In the presidential race someone is going to lose. And someone is going to win. And about half of U.S. citizens feel that the United States will be on a downward trajectory if their candidate is the loser. I hope we can remember that we are a democracy and a hallmark of such is accepting the will of the people through the voting process.
Within that premise of peacefully accepting the outcomes of the people’s vote, I’d like to share with you a few ideas I picked up from my son’s minister in Tennessee recently as I watched his church’s contemporary Sunday morning worship service livestreamed. His pastor read from Isaiah 45:1-3 to demonstrate how God used the Persian King Cyrus the Great as His instrument for ending the Jews’ long captivity. When Cyrus conquered Babylon, he allowed the Jewish people to return to their homeland of Judea and build a temple in Jerusalem.
My son’s pastor went on to point out that many of us cannot fathom how our work associates, church friends, and even our relatives can be for Trump if we are for Biden or be for Biden if we are for Trump. These are people we normally consider intelligent or at least well-meaning. Some of us have even let our assertiveness over the better candidate ruin neighbor or family relationships. How sad.

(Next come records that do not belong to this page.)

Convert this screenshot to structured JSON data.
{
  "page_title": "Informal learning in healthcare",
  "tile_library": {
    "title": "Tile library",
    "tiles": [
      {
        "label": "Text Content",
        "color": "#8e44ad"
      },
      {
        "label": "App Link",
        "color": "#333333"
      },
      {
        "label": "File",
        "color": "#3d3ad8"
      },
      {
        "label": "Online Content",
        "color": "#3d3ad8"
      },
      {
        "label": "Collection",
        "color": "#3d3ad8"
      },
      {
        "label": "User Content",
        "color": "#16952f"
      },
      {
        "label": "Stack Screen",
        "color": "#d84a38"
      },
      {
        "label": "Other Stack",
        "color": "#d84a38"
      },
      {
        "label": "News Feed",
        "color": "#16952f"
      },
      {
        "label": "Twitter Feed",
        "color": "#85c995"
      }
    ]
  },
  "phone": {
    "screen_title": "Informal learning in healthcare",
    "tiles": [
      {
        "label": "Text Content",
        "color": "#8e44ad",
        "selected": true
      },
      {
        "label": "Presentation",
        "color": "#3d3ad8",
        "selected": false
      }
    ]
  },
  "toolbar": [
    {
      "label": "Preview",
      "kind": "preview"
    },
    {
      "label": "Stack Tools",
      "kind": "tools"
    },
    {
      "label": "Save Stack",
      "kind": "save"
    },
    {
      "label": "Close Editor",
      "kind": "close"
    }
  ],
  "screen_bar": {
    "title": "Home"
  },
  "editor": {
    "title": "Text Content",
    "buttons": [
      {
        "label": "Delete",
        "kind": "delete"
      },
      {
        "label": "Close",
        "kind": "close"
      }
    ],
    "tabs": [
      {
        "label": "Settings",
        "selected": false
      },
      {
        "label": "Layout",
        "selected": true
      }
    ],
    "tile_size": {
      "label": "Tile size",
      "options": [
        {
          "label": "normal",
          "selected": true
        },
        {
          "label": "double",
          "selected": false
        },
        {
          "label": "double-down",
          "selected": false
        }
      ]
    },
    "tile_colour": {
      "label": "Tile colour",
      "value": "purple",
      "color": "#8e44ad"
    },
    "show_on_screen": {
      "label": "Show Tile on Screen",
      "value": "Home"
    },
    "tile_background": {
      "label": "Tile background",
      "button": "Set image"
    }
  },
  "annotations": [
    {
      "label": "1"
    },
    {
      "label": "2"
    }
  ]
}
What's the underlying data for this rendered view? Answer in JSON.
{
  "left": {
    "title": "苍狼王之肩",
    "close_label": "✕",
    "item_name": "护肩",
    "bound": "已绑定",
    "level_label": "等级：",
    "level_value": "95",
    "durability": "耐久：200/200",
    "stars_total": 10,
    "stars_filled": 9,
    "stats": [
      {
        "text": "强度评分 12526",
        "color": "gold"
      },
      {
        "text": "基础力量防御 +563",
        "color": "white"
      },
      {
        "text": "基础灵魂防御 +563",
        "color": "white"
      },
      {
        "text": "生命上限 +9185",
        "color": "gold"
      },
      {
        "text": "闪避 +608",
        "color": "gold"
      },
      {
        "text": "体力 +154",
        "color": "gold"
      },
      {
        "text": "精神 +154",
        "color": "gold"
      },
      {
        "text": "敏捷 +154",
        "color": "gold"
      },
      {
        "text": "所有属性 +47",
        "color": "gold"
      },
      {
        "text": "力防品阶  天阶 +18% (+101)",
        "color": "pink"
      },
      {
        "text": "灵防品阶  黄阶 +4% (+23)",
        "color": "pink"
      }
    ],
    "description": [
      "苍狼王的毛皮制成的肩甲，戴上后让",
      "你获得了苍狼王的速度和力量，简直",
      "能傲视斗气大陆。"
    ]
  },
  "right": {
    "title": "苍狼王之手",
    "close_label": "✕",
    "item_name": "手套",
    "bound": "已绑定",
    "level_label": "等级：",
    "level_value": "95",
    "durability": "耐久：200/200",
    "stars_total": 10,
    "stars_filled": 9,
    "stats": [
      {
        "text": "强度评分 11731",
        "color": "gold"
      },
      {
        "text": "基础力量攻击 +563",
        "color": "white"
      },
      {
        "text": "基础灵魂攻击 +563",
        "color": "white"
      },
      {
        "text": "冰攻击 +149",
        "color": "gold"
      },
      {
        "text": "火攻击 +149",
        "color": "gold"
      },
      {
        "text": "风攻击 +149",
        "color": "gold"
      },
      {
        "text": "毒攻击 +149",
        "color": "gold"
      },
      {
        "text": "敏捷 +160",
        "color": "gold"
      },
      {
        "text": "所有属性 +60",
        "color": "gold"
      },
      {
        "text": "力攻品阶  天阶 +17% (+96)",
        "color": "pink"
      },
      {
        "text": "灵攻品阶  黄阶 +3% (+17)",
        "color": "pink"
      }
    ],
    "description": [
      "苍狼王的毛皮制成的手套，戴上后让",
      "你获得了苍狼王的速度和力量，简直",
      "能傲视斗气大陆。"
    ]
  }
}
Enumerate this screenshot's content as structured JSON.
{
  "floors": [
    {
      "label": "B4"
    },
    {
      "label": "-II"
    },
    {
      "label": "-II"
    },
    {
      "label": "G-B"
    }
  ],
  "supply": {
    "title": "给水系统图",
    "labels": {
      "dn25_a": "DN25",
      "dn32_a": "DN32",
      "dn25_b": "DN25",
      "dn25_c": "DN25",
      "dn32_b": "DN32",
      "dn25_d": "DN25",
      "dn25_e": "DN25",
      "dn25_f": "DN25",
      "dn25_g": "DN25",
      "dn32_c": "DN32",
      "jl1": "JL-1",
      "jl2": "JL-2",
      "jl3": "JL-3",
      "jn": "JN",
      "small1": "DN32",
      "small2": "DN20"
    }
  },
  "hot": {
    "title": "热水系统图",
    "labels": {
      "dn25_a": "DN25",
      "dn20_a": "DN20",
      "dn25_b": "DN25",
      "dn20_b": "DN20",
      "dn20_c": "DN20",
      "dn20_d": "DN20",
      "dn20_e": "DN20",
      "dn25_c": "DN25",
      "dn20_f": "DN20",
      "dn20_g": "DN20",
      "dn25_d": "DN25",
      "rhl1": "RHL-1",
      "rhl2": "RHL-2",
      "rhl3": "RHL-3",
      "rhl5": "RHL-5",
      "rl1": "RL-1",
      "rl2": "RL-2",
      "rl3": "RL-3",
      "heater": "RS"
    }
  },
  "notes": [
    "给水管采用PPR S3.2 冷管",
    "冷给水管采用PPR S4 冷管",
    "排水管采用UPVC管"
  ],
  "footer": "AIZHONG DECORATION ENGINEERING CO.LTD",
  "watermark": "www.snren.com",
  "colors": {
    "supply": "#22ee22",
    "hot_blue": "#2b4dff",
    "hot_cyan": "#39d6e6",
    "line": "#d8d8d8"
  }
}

The bottom line for this pastor’s sermon was that all rulers get their authority to rule from God and that God uses imperfect vessels as instruments of His will. Romans 13:1 CEV (Common English Version) says, “Obey the rulers who have authority over you. Only God can give authority to anyone and he puts these rulers in their places of power.” The above may be an idea that is hard for a modern voter to accept. And depending on the outcome of our 2020 voting, I along with others may be tempted to say, “God, how could you let that idiot (you fill in the name “Trump” or “Biden”) win the presidential election?”
However as we approach the day when we will know who our next president will be, let’s hope that all will accept the outcome as American citizens who believe in and practice the laws of democracy. The beauty of our country, especially during these difficult times of COVID-19 and social unrest, must be that we can have a peaceful continuation or transition of power.
We can all be winners if we put our hearts and minds to learning to live and work amicably side by side next to those with whom we disagree. Each of us has the power to hold onto our beliefs and function peacefully within the democratic system to execute change. That’s how we the American people can be winners in the 2020 Election.
Essay on the 2020 Presidential Election
Connie Carlisle Polley, 2020